There are some exciting things happening in the world of civic hacking, and some cool innovations are being used to make civic hacking events more exciting, and to perpetuate the value of hackathon projects.
Last night in San Francisco, a forum of mayoral candidates was presented with the top projects from a Summer-long series of hacking events called (appropriately) the “Summer of Smart.”
I wasn’t able to be at this event, but I did attend an earlier San Francisco mayoral candidate forum that kicked off the Summer of Smart.
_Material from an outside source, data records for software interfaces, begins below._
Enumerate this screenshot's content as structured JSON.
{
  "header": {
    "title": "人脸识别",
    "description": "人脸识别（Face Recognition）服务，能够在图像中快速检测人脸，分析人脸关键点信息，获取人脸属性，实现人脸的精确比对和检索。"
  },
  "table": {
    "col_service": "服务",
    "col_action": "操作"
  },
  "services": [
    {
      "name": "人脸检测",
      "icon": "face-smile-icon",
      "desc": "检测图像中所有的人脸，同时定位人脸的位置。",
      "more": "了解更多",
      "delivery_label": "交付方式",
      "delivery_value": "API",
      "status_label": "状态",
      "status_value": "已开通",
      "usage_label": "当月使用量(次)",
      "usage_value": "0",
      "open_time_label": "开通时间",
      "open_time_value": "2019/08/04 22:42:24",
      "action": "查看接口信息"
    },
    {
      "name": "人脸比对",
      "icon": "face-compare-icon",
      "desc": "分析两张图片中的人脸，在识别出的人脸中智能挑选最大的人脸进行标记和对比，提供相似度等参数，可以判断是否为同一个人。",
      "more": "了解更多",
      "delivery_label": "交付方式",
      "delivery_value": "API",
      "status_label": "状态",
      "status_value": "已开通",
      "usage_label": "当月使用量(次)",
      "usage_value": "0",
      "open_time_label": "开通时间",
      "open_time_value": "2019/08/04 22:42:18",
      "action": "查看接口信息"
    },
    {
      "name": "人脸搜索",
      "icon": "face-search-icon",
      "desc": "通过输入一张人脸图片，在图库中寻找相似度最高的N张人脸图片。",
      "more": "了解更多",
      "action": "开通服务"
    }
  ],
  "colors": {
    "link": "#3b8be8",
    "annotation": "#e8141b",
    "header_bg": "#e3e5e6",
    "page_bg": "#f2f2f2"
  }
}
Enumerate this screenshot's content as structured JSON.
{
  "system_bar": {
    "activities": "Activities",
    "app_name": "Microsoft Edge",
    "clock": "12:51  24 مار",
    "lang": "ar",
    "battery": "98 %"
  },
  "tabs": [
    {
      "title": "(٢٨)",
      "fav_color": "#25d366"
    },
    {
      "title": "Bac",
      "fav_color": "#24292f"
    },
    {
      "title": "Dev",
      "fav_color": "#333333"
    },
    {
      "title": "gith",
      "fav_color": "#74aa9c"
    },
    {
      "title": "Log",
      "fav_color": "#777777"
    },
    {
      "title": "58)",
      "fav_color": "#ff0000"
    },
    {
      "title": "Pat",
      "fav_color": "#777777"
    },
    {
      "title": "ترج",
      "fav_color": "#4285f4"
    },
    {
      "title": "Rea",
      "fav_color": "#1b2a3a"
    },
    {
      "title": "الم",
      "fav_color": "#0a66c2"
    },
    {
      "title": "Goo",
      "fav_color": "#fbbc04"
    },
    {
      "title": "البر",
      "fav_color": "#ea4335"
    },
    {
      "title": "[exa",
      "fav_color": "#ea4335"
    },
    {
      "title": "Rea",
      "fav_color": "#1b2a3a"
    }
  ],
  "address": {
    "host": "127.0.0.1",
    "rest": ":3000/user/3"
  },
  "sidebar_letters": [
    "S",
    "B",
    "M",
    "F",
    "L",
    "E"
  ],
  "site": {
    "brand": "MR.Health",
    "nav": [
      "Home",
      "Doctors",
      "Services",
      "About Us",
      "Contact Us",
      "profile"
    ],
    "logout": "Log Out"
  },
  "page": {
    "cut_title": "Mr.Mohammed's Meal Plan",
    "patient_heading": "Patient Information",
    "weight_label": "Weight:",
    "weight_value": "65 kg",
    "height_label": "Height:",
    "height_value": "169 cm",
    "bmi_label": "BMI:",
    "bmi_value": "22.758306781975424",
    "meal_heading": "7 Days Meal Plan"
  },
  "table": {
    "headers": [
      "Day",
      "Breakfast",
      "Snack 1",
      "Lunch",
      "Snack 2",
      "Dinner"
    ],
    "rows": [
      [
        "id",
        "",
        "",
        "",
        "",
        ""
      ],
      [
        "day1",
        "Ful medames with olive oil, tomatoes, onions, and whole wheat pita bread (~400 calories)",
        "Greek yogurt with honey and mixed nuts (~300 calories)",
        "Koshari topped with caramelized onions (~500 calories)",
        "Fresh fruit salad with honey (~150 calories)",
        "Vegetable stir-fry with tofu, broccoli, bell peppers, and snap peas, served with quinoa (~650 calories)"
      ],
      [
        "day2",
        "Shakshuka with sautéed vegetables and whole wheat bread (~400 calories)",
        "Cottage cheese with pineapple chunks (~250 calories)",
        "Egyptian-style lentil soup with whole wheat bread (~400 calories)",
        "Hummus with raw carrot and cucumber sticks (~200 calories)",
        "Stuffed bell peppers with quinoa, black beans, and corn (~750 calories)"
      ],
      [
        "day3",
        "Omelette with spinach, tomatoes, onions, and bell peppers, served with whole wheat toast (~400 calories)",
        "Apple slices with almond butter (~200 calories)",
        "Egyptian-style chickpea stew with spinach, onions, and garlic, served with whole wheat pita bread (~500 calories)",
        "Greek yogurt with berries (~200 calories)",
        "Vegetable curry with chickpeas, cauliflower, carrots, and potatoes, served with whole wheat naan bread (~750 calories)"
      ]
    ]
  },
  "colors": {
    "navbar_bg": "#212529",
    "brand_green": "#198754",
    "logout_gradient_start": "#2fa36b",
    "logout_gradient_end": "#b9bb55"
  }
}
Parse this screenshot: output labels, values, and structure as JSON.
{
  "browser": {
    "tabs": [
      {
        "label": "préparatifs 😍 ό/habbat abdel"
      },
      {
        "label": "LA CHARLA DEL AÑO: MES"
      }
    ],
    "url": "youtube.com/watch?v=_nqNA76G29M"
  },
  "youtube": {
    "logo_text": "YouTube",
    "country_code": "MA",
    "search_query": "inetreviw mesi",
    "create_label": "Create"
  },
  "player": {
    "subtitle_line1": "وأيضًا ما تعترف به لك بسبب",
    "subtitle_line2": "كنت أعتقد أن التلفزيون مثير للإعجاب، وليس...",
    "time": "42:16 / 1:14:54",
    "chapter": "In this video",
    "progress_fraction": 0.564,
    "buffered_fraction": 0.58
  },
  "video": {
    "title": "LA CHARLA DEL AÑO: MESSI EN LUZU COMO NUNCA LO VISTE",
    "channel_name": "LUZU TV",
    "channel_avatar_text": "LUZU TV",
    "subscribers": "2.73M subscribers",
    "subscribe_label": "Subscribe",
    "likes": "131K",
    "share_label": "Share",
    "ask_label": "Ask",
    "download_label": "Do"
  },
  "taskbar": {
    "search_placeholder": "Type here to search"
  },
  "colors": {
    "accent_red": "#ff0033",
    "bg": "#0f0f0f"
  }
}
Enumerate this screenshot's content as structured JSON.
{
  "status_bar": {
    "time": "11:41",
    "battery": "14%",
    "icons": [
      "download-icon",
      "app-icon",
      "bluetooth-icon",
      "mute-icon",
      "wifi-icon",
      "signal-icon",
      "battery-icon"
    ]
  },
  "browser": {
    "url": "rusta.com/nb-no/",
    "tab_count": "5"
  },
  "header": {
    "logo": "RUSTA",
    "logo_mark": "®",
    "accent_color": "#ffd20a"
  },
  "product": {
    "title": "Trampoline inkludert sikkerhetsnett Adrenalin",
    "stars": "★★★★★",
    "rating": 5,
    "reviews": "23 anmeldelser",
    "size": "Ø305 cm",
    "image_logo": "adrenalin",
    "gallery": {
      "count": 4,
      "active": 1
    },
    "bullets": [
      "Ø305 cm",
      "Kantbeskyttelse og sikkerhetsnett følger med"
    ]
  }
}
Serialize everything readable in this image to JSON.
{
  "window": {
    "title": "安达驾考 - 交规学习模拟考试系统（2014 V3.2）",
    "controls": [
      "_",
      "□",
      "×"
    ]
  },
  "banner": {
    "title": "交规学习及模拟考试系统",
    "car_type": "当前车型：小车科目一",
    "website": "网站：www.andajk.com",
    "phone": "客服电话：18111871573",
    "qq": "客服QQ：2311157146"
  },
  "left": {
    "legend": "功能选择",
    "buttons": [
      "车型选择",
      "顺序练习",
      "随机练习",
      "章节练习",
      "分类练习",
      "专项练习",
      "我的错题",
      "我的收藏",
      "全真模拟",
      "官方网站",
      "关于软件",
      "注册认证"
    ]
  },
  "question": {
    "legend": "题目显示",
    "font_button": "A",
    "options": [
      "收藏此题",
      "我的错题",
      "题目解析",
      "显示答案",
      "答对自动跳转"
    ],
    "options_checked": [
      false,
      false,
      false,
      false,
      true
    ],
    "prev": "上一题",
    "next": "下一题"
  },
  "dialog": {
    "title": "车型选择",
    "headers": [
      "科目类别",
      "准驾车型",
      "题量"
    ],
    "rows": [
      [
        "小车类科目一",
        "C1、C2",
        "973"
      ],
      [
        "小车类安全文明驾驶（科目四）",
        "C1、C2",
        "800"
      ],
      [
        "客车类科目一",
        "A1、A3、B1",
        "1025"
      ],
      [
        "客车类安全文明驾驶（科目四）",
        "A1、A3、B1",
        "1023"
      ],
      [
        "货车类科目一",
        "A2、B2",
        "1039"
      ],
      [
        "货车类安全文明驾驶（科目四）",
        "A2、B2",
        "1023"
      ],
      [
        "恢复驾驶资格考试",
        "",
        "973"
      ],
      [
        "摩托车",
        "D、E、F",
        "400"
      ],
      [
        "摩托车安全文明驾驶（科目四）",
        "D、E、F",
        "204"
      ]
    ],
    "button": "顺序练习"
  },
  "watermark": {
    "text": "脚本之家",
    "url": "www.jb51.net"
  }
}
By all accounts, the event last night was a great success and there were some awesome projects presented to those who would be Mayor of San Francisco.
I love the idea behing Summer of Smart – holding an intensive, tightly clustered series of events over several months and then “jacking in” to the political process by presenting the outcome directly to mayoral candidates in a public forum.
I’m also really interested to learn more about the new “civic residency program,” which will provide resources and space for hackathon participants to continue to develop their projects. If it works, this could become a model for other parts of the country.
Another innovative civic hacking event is taking place in Reno, NV – the Hack4Reno event gets more interesting as the days go by.
The event’s chief organizer – Kristy Fifelsky, of GovGirl fame – has started a video series providing insights on how to organize and run a civic hackathon. Insights, tips and tricks from someone who is actually hands on with organizing a civic hackathon could be extremely valuable to other municipalities that want to hold similar events.
One of the most interesting tidbits about the Hack4Reno event from the first installment in this series – the hackathon will take place out in the open, literally. The current plan is to hold the event outside the Pioneer Center in downtown Reno. How awesome is that!
There appear to be contingency plans if the weather doesn’t cooperate, but I love that the organizers are thinking outside the box.
Another cool detail from the Hack4Reno event is that almost all of the planning for the event is being done using GitHib to assign and track work. This is a great way to encourage collaboration and underscores the commitment of those involved to the idea of transparency. Everything about this event is open.
Really looking forward to seeing more innovations from civic hacking organizers.
Keep em coming!